Use Case Driven Chirp and Frame Configuration for FMCW Radars

Status: abgeschlossen
Betreuer: Horst Hellbrück , Manfred Constapel
Student: Huicheng Qian


In recent years, there has been a significant increase in the use of FMCW radar technology for industrial and automotive applications ranging from fluid level sensing to autonomous robots. FMCW radar is able to detect the presence of certain objects while it measures the distance via time of flight and radial velocity by Doppler shift. Given an aperture of multiple RX and TX antennas, the azimuth and the elevation with respect to an object is measured. FMCW radar generates and continuously transmits chirps. Sequences of multiple chirps are enveloped in frames. Chirps are reflected due to the presence of non-permeable objects in the scene, e.g. walls, furniture or the objects to interest. The received chirps are utilized to perform distance and velocity measurements. This is done by mixing the transmitted and received chirp yielding a difference in time and frequency that determines the distance and radial velocity.
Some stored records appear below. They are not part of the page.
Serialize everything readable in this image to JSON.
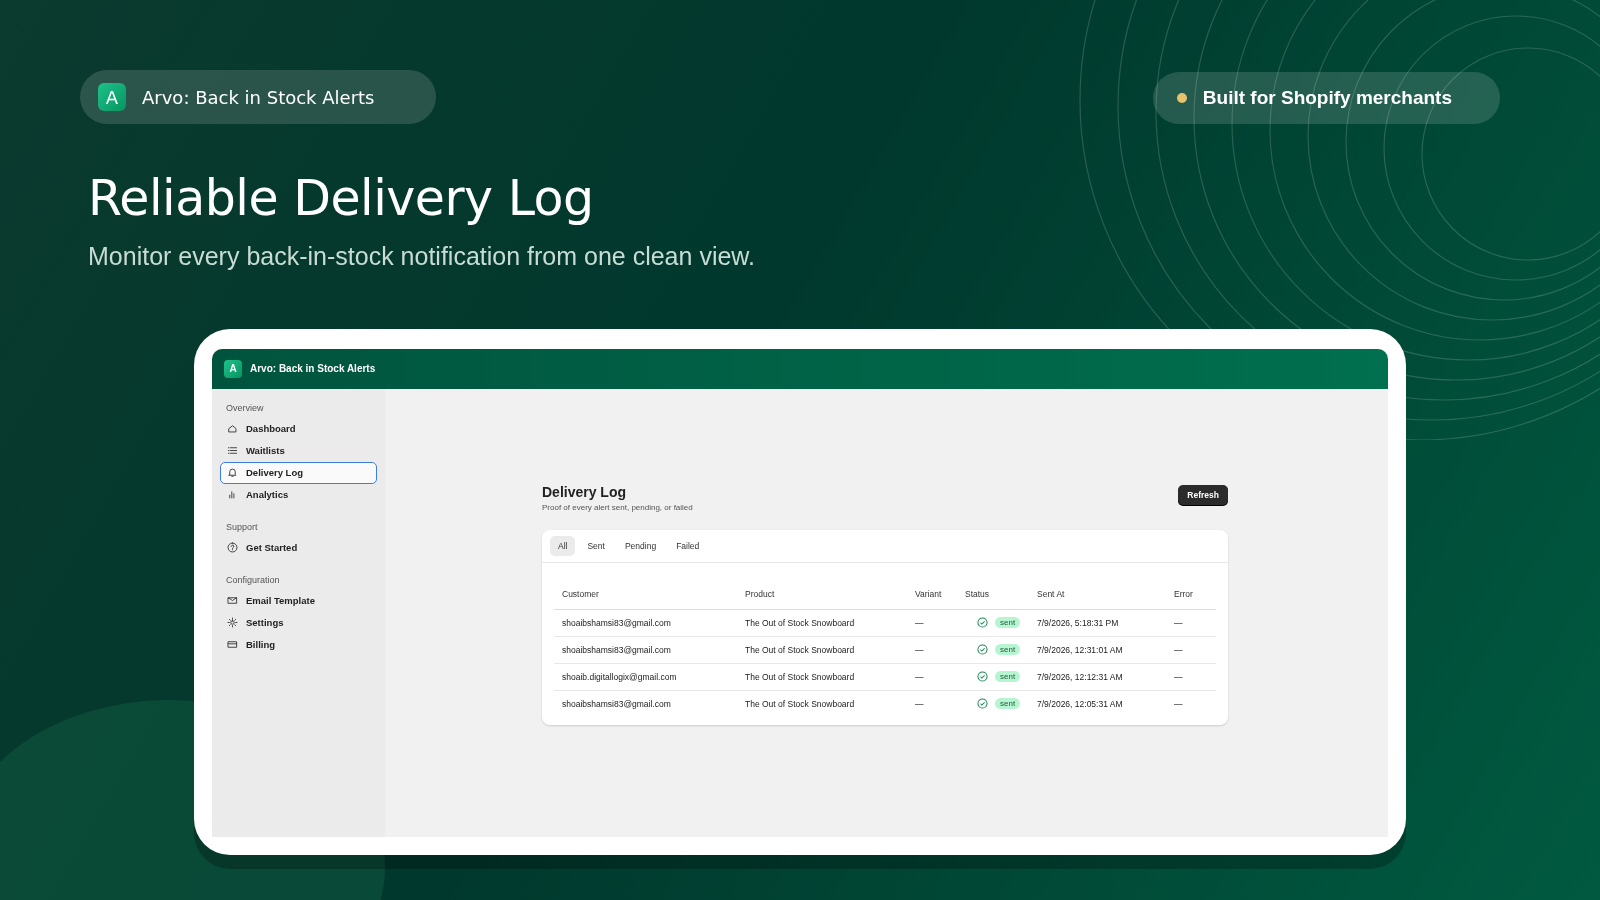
{
  "brand_badge": {
    "logo": "A",
    "name": "Arvo: Back in Stock Alerts"
  },
  "tagline_badge": {
    "text": "Built for Shopify merchants"
  },
  "headline": "Reliable Delivery Log",
  "subheadline": "Monitor every back-in-stock notification from one clean view.",
  "app": {
    "header": {
      "logo": "A",
      "title": "Arvo: Back in Stock Alerts"
    },
    "sidebar": {
      "groups": [
        {
          "label": "Overview",
          "items": [
            {
              "label": "Dashboard",
              "selected": false
            },
            {
              "label": "Waitlists",
              "selected": false
            },
            {
              "label": "Delivery Log",
              "selected": true
            },
            {
              "label": "Analytics",
              "selected": false
            }
          ]
        },
        {
          "label": "Support",
          "items": [
            {
              "label": "Get Started",
              "selected": false
            }
          ]
        },
        {
          "label": "Configuration",
          "items": [
            {
              "label": "Email Template",
              "selected": false
            },
            {
              "label": "Settings",
              "selected": false
            },
            {
              "label": "Billing",
              "selected": false
            }
          ]
        }
      ]
    },
    "page": {
      "title": "Delivery Log",
      "subtitle": "Proof of every alert sent, pending, or failed",
      "refresh_button": "Refresh",
      "tabs": [
        {
          "label": "All",
          "selected": true
        },
        {
          "label": "Sent",
          "selected": false
        },
        {
          "label": "Pending",
          "selected": false
        },
        {
          "label": "Failed",
          "selected": false
        }
      ],
      "table": {
        "columns": [
          "Customer",
          "Product",
          "Variant",
          "Status",
          "Sent At",
          "Error"
        ],
        "rows": [
          {
            "customer": "shoaibshamsi83@gmail.com",
            "product": "The Out of Stock Snowboard",
            "variant": "—",
            "status": "sent",
            "sent_at": "7/9/2026, 5:18:31 PM",
            "error": "—"
          },
          {
            "customer": "shoaibshamsi83@gmail.com",
            "product": "The Out of Stock Snowboard",
            "variant": "—",
            "status": "sent",
            "sent_at": "7/9/2026, 12:31:01 AM",
            "error": "—"
          },
          {
            "customer": "shoaib.digitallogix@gmail.com",
            "product": "The Out of Stock Snowboard",
            "variant": "—",
            "status": "sent",
            "sent_at": "7/9/2026, 12:12:31 AM",
            "error": "—"
          },
          {
            "customer": "shoaibshamsi83@gmail.com",
            "product": "The Out of Stock Snowboard",
            "variant": "—",
            "status": "sent",
            "sent_at": "7/9/2026, 12:05:31 AM",
            "error": "—"
          }
        ]
      }
    }
  }
}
There exist various and partially inter-dependent chirp parameters, e. g. center frequency, bandwidth and maximum detectable range, which can be adjusted to create a reasonable and valid chirp configuration. The chirp configuration is heavily dependent on the use case and the expected scene since distances, size and the number of objects as well as motions given different velocities and accelerations can be very different. Further limitations for adjusting the chirp parameters can arise due to hardware and regulatory constraints. In consequence, there is no perfect chirp configuration that fits all use cases. Chirp parameters have to be designed carefully with regard to the specific use case, application, and the expected scene the radar operates in. That's where this thesis proposal comes into the picture: This thesis aims to provide help for finding practical and reasonable chirp parameters for TI mmWave radars for different use cases and applications respectively.



  • Well documented and working recommendation system tool programmed in a high-level programming language
  • Working frame and chirp visualization tool, e.g. embedded into the recommendation system tool
  • Well documented evaluation of the recommendation system tool based on measurements taken with the TI IWR radar device
  • Extensive and well-documented development progress, evaluation and results (the thesis document)
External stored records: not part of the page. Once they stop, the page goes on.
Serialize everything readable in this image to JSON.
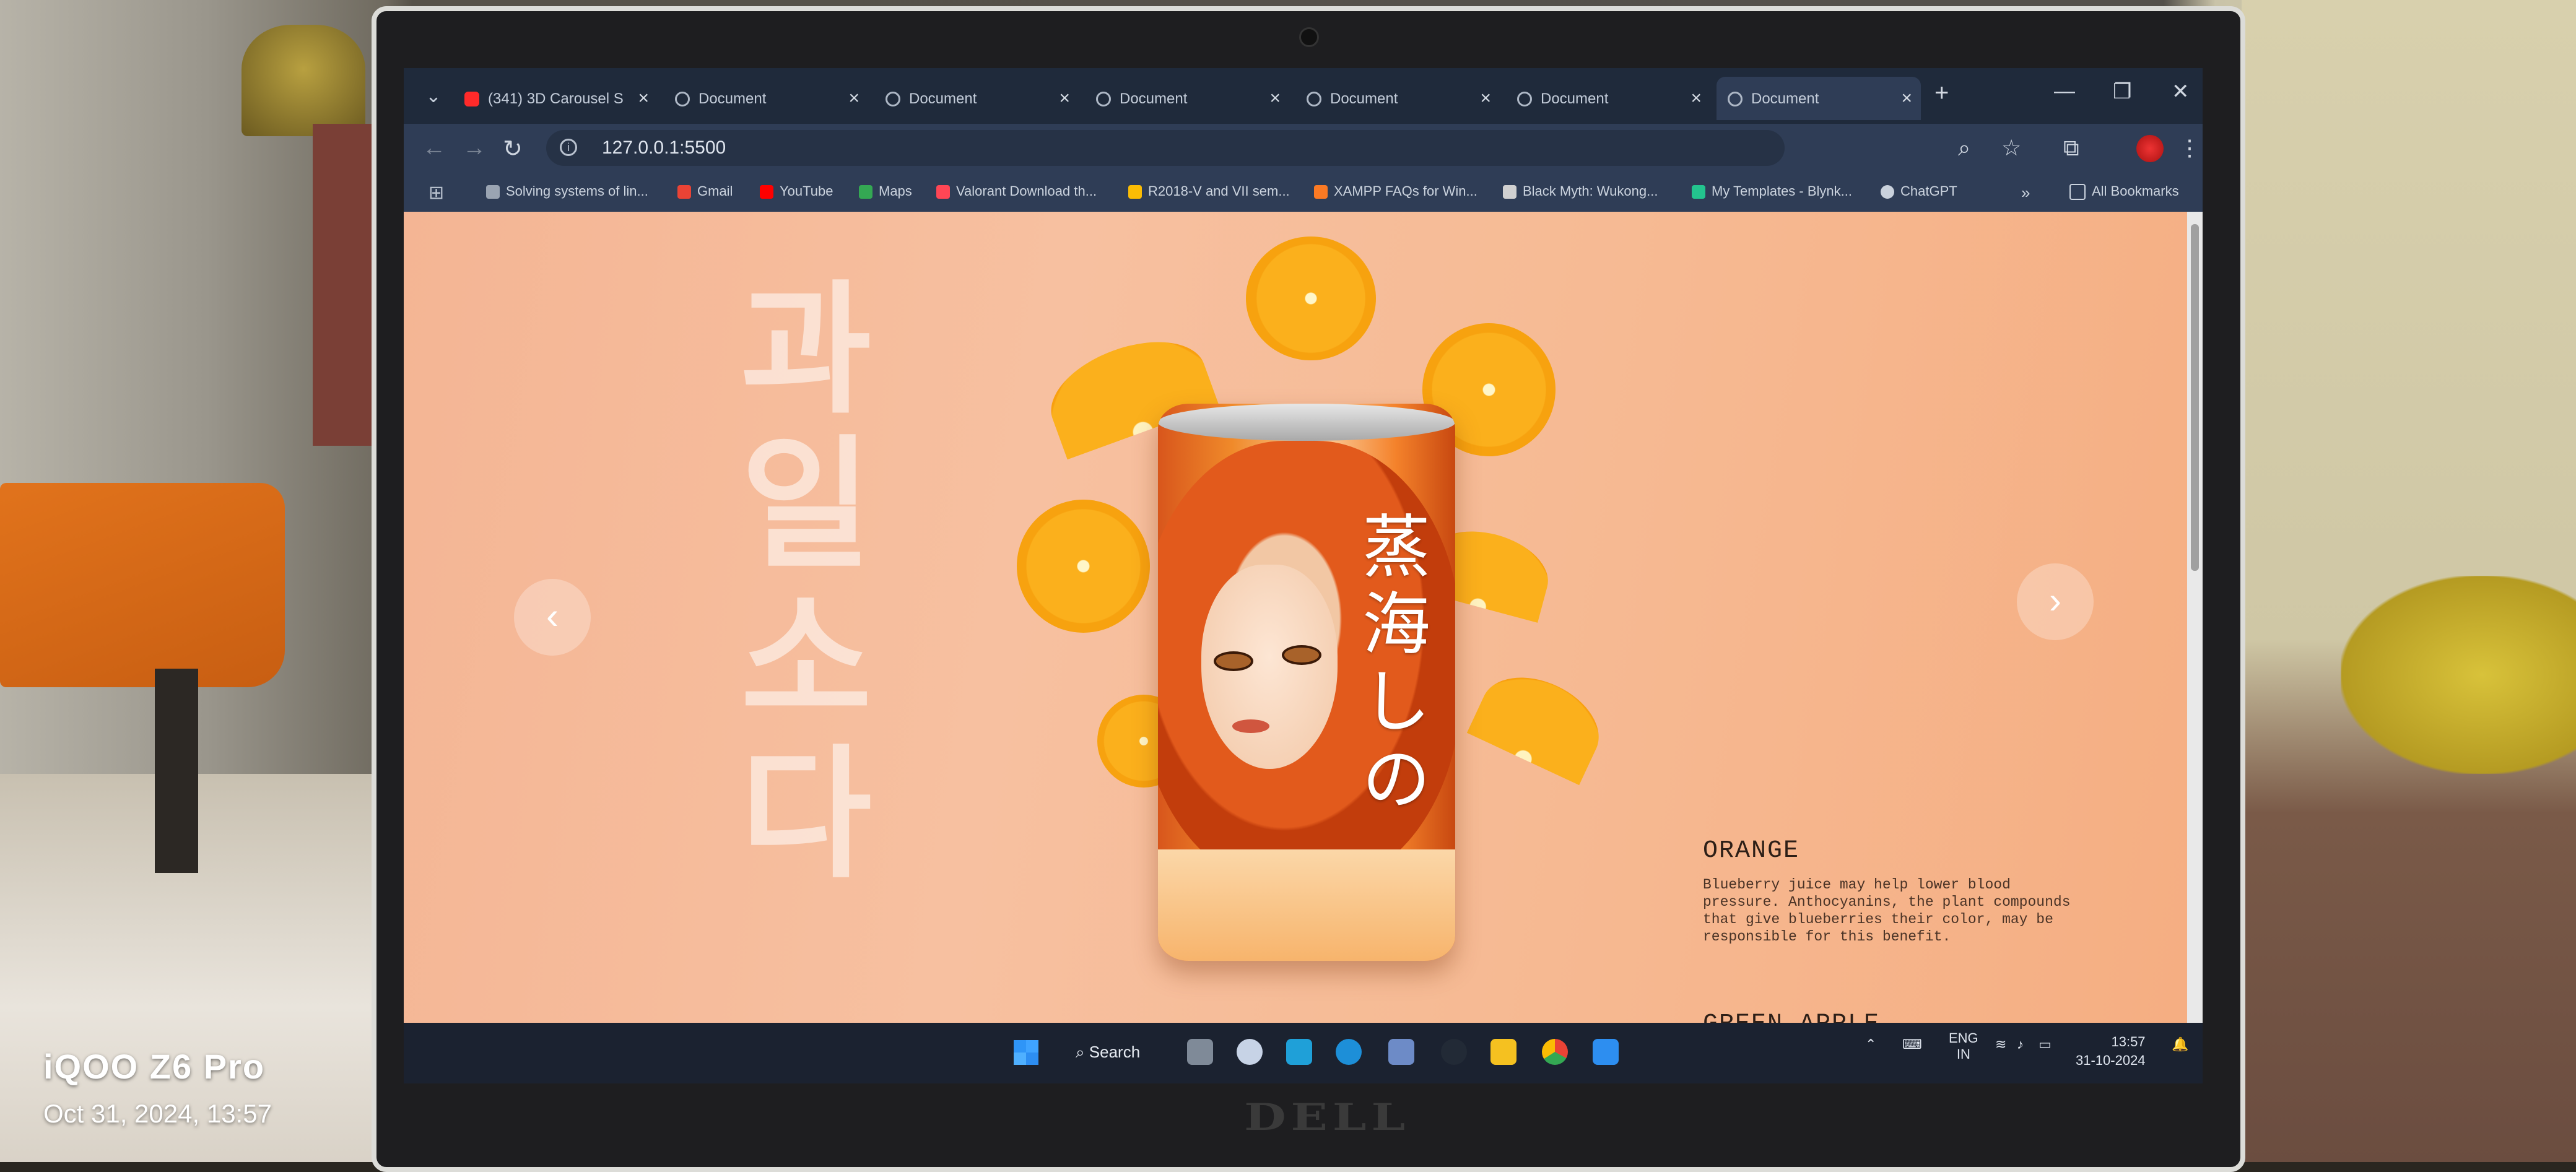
{
  "photo": {
    "watermark_brand": "iQOO Z6 Pro",
    "watermark_date": "Oct 31, 2024, 13:57",
    "laptop_brand": "DELL"
  },
  "browser": {
    "tabs": [
      {
        "label": "(341) 3D Carousel S",
        "icon": "youtube-icon",
        "active": false
      },
      {
        "label": "Document",
        "icon": "globe-icon",
        "active": false
      },
      {
        "label": "Document",
        "icon": "globe-icon",
        "active": false
      },
      {
        "label": "Document",
        "icon": "globe-icon",
        "active": false
      },
      {
        "label": "Document",
        "icon": "globe-icon",
        "active": false
      },
      {
        "label": "Document",
        "icon": "globe-icon",
        "active": false
      },
      {
        "label": "Document",
        "icon": "globe-icon",
        "active": true
      }
    ],
    "url": "127.0.0.1:5500",
    "bookmarks": [
      {
        "label": "Solving systems of lin...",
        "icon": "qr-icon",
        "color": "#9aa4b2"
      },
      {
        "label": "Gmail",
        "icon": "gmail-icon",
        "color": "#ea4335"
      },
      {
        "label": "YouTube",
        "icon": "youtube-icon",
        "color": "#ff0000"
      },
      {
        "label": "Maps",
        "icon": "maps-icon",
        "color": "#34a853"
      },
      {
        "label": "Valorant Download th...",
        "icon": "valorant-icon",
        "color": "#ff4655"
      },
      {
        "label": "R2018-V and VII sem...",
        "icon": "drive-icon",
        "color": "#fbbc04"
      },
      {
        "label": "XAMPP FAQs for Win...",
        "icon": "xampp-icon",
        "color": "#fb7a24"
      },
      {
        "label": "Black Myth: Wukong...",
        "icon": "wukong-icon",
        "color": "#d0d0d0"
      },
      {
        "label": "My Templates - Blynk...",
        "icon": "blynk-icon",
        "color": "#23c48e"
      },
      {
        "label": "ChatGPT",
        "icon": "chatgpt-icon",
        "color": "#c9d1dc"
      }
    ],
    "all_bookmarks": "All Bookmarks"
  },
  "page": {
    "korean_title": "과일소다",
    "can_text": "蒸海しの",
    "caption_title": "ORANGE",
    "caption_body": "Blueberry juice may help lower blood pressure. Anthocyanins, the plant compounds that give blueberries their color, may be responsible for this benefit.",
    "next_title": "GREEN APPLE"
  },
  "taskbar": {
    "search_label": "Search",
    "lang_top": "ENG",
    "lang_bottom": "IN",
    "time": "13:57",
    "date": "31-10-2024"
  }
}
  • Provision of a comprehensive overview of the fundamentals of chirp design and chirp parameters
  • Categorization of two kinds of parameters for chirp design; generally valid, thus applicable to all FMCW radars, and hardware-related to TI IWR radar devices
  • Deduction of important scene parameters (e. g. maximum range, the maximum velocity of objects to detect, the minimum distance of objects next to each other etc.) for the derivation of a chirp configuration
  • Development of a recommendation system tool for deriving the most promising chirp parameters given values for a set for the deducted scene parameters
  • Development of a frame and chirp visualization tool showing the recommended chirp configuration in a time domain plot
  • Systematic evaluation (proof-of-concept) of the recommendation system tool with a TI IWR radar device


  • Good knowledge of a high-level programming language (e.g. Python, Java, Matlab, C#)
  • Basic knowledge of digital signal processing
  • Interest in radar applications and digital signal processing
  • Willingness to familiarize yourself with TI mmWave radar devices
  • Independent and self-organized working